Scientists suspect infection or disease may be why two pygmy whales stranded themselves last week on Maui's Sugar Beach. The two male mammals were euthanized after blood samples indicated they likely could not have survived in the wild.
Kristi West, University of Hawaii assistant researcher, told reporters Tuesday that necropsies of the whales showed signs of illness similar to those of other whales that beached themselves in the same area in August.
"Both animals did have abnormal and inflammed lymph nodes which was similar to what we observed with the end of August event," West said.

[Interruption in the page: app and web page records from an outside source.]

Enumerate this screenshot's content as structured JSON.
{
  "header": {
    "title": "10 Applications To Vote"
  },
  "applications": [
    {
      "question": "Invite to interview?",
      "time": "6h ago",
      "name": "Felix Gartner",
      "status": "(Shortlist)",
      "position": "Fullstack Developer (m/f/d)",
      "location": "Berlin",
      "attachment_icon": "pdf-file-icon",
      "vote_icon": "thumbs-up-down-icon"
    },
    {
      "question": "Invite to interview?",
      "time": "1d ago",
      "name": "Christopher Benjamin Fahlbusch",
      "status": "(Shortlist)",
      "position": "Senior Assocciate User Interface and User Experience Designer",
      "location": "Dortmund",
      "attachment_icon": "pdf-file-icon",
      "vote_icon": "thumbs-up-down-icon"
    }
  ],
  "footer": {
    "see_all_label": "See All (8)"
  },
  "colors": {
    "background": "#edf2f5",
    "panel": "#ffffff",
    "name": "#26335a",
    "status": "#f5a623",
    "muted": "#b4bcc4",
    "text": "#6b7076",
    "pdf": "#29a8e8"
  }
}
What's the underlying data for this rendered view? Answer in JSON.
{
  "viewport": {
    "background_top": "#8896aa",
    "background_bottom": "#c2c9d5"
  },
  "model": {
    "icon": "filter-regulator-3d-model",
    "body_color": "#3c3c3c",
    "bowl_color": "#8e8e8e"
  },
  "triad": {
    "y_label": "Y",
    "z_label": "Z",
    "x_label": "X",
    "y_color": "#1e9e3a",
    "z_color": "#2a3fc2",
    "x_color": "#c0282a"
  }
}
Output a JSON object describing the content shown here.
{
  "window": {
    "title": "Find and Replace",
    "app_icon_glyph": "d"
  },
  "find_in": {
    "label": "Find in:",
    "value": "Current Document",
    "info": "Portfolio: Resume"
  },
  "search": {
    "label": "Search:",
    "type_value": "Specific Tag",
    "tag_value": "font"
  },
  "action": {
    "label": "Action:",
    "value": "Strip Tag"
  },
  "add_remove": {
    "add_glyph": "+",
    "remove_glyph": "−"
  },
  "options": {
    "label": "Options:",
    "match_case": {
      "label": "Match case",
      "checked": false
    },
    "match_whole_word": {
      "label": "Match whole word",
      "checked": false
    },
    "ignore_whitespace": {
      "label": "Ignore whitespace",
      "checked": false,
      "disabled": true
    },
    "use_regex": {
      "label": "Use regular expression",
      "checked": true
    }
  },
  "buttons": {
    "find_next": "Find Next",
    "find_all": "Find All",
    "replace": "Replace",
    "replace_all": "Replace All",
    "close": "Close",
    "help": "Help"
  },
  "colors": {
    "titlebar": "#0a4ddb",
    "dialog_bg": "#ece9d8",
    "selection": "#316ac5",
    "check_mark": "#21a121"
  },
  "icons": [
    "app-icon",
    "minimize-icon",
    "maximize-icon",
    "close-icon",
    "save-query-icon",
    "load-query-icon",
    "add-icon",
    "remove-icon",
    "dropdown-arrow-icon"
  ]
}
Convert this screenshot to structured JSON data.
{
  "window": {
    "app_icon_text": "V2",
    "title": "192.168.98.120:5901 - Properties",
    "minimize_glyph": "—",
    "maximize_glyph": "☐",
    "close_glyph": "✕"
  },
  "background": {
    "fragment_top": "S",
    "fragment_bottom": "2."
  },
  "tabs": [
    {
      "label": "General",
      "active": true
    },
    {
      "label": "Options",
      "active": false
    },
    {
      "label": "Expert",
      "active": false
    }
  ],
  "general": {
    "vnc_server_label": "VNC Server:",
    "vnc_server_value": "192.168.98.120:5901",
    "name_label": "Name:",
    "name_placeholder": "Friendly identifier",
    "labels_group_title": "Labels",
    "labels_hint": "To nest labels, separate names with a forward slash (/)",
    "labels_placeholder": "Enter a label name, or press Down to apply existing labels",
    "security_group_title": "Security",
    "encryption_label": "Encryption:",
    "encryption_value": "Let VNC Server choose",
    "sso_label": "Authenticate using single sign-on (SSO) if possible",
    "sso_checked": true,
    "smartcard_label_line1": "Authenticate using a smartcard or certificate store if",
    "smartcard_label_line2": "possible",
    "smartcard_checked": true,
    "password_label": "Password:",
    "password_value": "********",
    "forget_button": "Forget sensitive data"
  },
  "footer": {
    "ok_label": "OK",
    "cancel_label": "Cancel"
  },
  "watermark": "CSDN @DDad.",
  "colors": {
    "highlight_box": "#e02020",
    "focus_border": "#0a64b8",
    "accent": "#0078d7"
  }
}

"And this does suggest the animals were likely fighting some type of infection at the time of the stranding. And next steps are now underway, which involve the histopathology analysis phase and an intensive disease screening to better understand what was the cause."
West said it could take weeks or months before the tests are completed. The researchers also are testing ear samples for acoustic trauma, a process that could take as long as a year to finish.
The two mammals were in a group of six pygmy whales spotted lingering offshore in mid-September when the National Oceanic and Atmospheric Administration began monitoring them.
Two of the whales stranded themselves on Sept. 24 and were subsequently put down. The four remaining whales also appeared lethargic but grew more active, swimming farther from shore as the days went by.
David Schofield, NOAA's regional marine mammal stranding response coordinator, said it appears the four healthier mammals have moved back to sea. They were last sighted on Sept. 28. But volunteers are continuing to monitor the area in the event there are more sightings.
In August, authorities sedated and euthansized four whales after 10 stranded on Sugar Beach. The remaining six whales were floated back to the ocean. One calf also died nearby, and was later found to have been suffering from pneumonia.